» **Exercise instructions**:
Write out the material below exactly, with no line missing.

» **Entries shown**:
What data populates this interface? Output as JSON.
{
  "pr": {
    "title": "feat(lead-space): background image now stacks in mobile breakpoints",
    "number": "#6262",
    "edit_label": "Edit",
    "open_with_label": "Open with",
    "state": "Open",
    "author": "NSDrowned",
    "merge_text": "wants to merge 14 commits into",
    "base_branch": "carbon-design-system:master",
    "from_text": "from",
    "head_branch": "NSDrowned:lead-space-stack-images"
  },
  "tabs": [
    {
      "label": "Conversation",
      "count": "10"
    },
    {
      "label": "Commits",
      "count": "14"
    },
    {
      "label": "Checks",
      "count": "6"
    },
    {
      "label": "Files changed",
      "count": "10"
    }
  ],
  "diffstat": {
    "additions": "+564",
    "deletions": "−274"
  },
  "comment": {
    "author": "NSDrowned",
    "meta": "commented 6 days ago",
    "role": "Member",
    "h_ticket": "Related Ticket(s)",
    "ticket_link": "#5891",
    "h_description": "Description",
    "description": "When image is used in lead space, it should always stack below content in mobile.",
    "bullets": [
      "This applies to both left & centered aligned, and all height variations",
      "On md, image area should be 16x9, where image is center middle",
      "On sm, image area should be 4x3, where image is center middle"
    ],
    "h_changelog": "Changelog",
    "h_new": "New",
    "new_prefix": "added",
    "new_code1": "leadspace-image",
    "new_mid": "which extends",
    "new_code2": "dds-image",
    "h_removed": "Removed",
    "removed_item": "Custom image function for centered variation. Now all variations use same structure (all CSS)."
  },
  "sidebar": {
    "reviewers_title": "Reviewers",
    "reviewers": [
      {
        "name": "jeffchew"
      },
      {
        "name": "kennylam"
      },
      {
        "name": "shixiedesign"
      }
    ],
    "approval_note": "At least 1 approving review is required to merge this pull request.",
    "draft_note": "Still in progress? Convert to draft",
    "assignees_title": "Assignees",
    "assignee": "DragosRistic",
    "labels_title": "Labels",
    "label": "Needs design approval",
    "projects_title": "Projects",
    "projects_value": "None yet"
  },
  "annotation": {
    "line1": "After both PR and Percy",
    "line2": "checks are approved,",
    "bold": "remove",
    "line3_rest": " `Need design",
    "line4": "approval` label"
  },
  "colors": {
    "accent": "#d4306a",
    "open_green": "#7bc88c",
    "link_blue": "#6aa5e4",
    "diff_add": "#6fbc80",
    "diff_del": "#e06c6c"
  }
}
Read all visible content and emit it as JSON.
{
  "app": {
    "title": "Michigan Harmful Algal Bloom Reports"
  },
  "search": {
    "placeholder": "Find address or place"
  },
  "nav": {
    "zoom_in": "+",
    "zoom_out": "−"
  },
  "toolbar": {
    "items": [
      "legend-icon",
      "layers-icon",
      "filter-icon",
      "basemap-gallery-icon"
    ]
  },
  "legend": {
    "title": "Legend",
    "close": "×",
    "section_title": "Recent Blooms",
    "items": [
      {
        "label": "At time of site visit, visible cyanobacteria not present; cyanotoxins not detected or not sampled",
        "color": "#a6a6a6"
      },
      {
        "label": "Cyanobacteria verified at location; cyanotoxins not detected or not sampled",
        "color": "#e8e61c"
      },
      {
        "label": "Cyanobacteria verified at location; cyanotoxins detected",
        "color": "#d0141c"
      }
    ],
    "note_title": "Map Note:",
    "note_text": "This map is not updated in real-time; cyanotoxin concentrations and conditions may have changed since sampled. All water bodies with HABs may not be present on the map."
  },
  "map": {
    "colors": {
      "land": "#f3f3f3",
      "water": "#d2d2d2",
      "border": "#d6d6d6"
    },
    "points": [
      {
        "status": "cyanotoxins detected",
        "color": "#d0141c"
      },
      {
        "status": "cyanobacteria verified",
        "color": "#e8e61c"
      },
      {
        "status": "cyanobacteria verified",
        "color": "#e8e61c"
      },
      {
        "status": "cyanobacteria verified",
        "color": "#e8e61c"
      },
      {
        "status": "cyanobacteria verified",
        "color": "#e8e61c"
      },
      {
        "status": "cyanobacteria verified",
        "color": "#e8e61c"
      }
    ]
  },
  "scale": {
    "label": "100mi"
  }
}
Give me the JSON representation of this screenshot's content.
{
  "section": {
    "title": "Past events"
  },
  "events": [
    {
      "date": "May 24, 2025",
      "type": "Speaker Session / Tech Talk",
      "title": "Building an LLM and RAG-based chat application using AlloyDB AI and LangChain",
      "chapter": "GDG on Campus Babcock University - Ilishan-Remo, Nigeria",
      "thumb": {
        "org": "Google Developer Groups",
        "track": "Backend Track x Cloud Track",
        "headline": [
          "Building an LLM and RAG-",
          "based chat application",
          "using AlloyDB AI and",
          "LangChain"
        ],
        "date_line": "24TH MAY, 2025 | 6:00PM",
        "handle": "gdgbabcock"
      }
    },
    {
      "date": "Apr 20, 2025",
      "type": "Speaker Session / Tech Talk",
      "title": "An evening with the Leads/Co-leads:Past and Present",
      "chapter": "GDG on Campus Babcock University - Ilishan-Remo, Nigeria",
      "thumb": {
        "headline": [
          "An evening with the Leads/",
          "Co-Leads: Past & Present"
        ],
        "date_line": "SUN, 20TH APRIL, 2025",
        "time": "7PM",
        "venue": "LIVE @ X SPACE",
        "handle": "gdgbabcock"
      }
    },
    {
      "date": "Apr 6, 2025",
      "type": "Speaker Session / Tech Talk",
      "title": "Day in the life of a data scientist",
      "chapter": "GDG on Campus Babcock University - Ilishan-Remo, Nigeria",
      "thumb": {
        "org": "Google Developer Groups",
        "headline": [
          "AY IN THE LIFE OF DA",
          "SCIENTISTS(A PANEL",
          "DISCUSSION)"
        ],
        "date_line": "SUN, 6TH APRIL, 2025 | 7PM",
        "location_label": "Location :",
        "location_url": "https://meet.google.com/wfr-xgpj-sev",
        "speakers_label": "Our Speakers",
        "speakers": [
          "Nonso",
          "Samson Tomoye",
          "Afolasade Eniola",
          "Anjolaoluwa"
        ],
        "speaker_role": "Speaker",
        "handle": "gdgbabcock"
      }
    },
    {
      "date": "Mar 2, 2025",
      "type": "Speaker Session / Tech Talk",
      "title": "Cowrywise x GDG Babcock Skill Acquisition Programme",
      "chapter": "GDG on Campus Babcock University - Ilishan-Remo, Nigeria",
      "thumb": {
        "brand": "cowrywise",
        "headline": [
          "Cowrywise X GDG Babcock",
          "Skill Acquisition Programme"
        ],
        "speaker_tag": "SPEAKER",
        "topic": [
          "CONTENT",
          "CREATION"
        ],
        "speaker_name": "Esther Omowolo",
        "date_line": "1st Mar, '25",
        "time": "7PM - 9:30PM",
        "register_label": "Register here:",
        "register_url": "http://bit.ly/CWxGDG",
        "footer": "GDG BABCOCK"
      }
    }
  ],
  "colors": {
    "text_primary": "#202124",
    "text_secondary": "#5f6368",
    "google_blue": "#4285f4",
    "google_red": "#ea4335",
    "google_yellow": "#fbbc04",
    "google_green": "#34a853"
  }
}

» **Answer**:
What data populates this interface? Output as JSON.
{
  "pr": {
    "title": "feat(lead-space): background image now stacks in mobile breakpoints",
    "number": "#6262",
    "edit_label": "Edit",
    "open_with_label": "Open with",
    "state": "Open",
    "author": "NSDrowned",
    "merge_text": "wants to merge 14 commits into",
    "base_branch": "carbon-design-system:master",
    "from_text": "from",
    "head_branch": "NSDrowned:lead-space-stack-images"
  },
  "tabs": [
    {
      "label": "Conversation",
      "count": "10"
    },
    {
      "label": "Commits",
      "count": "14"
    },
    {
      "label": "Checks",
      "count": "6"
    },
    {
      "label": "Files changed",
      "count": "10"
    }
  ],
  "diffstat": {
    "additions": "+564",
    "deletions": "−274"
  },
  "comment": {
    "author": "NSDrowned",
    "meta": "commented 6 days ago",
    "role": "Member",
    "h_ticket": "Related Ticket(s)",
    "ticket_link": "#5891",
    "h_description": "Description",
    "description": "When image is used in lead space, it should always stack below content in mobile.",
    "bullets": [
      "This applies to both left & centered aligned, and all height variations",
      "On md, image area should be 16x9, where image is center middle",
      "On sm, image area should be 4x3, where image is center middle"
    ],
    "h_changelog": "Changelog",
    "h_new": "New",
    "new_prefix": "added",
    "new_code1": "leadspace-image",
    "new_mid": "which extends",
    "new_code2": "dds-image",
    "h_removed": "Removed",
    "removed_item": "Custom image function for centered variation. Now all variations use same structure (all CSS)."
  },
  "sidebar": {
    "reviewers_title": "Reviewers",
    "reviewers": [
      {
        "name": "jeffchew"
      },
      {
        "name": "kennylam"
      },
      {
        "name": "shixiedesign"
      }
    ],
    "approval_note": "At least 1 approving review is required to merge this pull request.",
    "draft_note": "Still in progress? Convert to draft",
    "assignees_title": "Assignees",
    "assignee": "DragosRistic",
    "labels_title": "Labels",
    "label": "Needs design approval",
    "projects_title": "Projects",
    "projects_value": "None yet"
  },
  "annotation": {
    "line1": "After both PR and Percy",
    "line2": "checks are approved,",
    "bold": "remove",
    "line3_rest": " `Need design",
    "line4": "approval` label"
  },
  "colors": {
    "accent": "#d4306a",
    "open_green": "#7bc88c",
    "link_blue": "#6aa5e4",
    "diff_add": "#6fbc80",
    "diff_del": "#e06c6c"
  }
}
Read all visible content and emit it as JSON.
{
  "app": {
    "title": "Michigan Harmful Algal Bloom Reports"
  },
  "search": {
    "placeholder": "Find address or place"
  },
  "nav": {
    "zoom_in": "+",
    "zoom_out": "−"
  },
  "toolbar": {
    "items": [
      "legend-icon",
      "layers-icon",
      "filter-icon",
      "basemap-gallery-icon"
    ]
  },
  "legend": {
    "title": "Legend",
    "close": "×",
    "section_title": "Recent Blooms",
    "items": [
      {
        "label": "At time of site visit, visible cyanobacteria not present; cyanotoxins not detected or not sampled",
        "color": "#a6a6a6"
      },
      {
        "label": "Cyanobacteria verified at location; cyanotoxins not detected or not sampled",
        "color": "#e8e61c"
      },
      {
        "label": "Cyanobacteria verified at location; cyanotoxins detected",
        "color": "#d0141c"
      }
    ],
    "note_title": "Map Note:",
    "note_text": "This map is not updated in real-time; cyanotoxin concentrations and conditions may have changed since sampled. All water bodies with HABs may not be present on the map."
  },
  "map": {
    "colors": {
      "land": "#f3f3f3",
      "water": "#d2d2d2",
      "border": "#d6d6d6"
    },
    "points": [
      {
        "status": "cyanotoxins detected",
        "color": "#d0141c"
      },
      {
        "status": "cyanobacteria verified",
        "color": "#e8e61c"
      },
      {
        "status": "cyanobacteria verified",
        "color": "#e8e61c"
      },
      {
        "status": "cyanobacteria verified",
        "color": "#e8e61c"
      },
      {
        "status": "cyanobacteria verified",
        "color": "#e8e61c"
      },
      {
        "status": "cyanobacteria verified",
        "color": "#e8e61c"
      }
    ]
  },
  "scale": {
    "label": "100mi"
  }
}
Give me the JSON representation of this screenshot's content.
{
  "section": {
    "title": "Past events"
  },
  "events": [
    {
      "date": "May 24, 2025",
      "type": "Speaker Session / Tech Talk",
      "title": "Building an LLM and RAG-based chat application using AlloyDB AI and LangChain",
      "chapter": "GDG on Campus Babcock University - Ilishan-Remo, Nigeria",
      "thumb": {
        "org": "Google Developer Groups",
        "track": "Backend Track x Cloud Track",
        "headline": [
          "Building an LLM and RAG-",
          "based chat application",
          "using AlloyDB AI and",
          "LangChain"
        ],
        "date_line": "24TH MAY, 2025 | 6:00PM",
        "handle": "gdgbabcock"
      }
    },
    {
      "date": "Apr 20, 2025",
      "type": "Speaker Session / Tech Talk",
      "title": "An evening with the Leads/Co-leads:Past and Present",
      "chapter": "GDG on Campus Babcock University - Ilishan-Remo, Nigeria",
      "thumb": {
        "headline": [
          "An evening with the Leads/",
          "Co-Leads: Past & Present"
        ],
        "date_line": "SUN, 20TH APRIL, 2025",
        "time": "7PM",
        "venue": "LIVE @ X SPACE",
        "handle": "gdgbabcock"
      }
    },
    {
      "date": "Apr 6, 2025",
      "type": "Speaker Session / Tech Talk",
      "title": "Day in the life of a data scientist",
      "chapter": "GDG on Campus Babcock University - Ilishan-Remo, Nigeria",
      "thumb": {
        "org": "Google Developer Groups",
        "headline": [
          "AY IN THE LIFE OF DA",
          "SCIENTISTS(A PANEL",
          "DISCUSSION)"
        ],
        "date_line": "SUN, 6TH APRIL, 2025 | 7PM",
        "location_label": "Location :",
        "location_url": "https://meet.google.com/wfr-xgpj-sev",
        "speakers_label": "Our Speakers",
        "speakers": [
          "Nonso",
          "Samson Tomoye",
          "Afolasade Eniola",
          "Anjolaoluwa"
        ],
        "speaker_role": "Speaker",
        "handle": "gdgbabcock"
      }
    },
    {
      "date": "Mar 2, 2025",
      "type": "Speaker Session / Tech Talk",
      "title": "Cowrywise x GDG Babcock Skill Acquisition Programme",
      "chapter": "GDG on Campus Babcock University - Ilishan-Remo, Nigeria",
      "thumb": {
        "brand": "cowrywise",
        "headline": [
          "Cowrywise X GDG Babcock",
          "Skill Acquisition Programme"
        ],
        "speaker_tag": "SPEAKER",
        "topic": [
          "CONTENT",
          "CREATION"
        ],
        "speaker_name": "Esther Omowolo",
        "date_line": "1st Mar, '25",
        "time": "7PM - 9:30PM",
        "register_label": "Register here:",
        "register_url": "http://bit.ly/CWxGDG",
        "footer": "GDG BABCOCK"
      }
    }
  ],
  "colors": {
    "text_primary": "#202124",
    "text_secondary": "#5f6368",
    "google_blue": "#4285f4",
    "google_red": "#ea4335",
    "google_yellow": "#fbbc04",
    "google_green": "#34a853"
  }
}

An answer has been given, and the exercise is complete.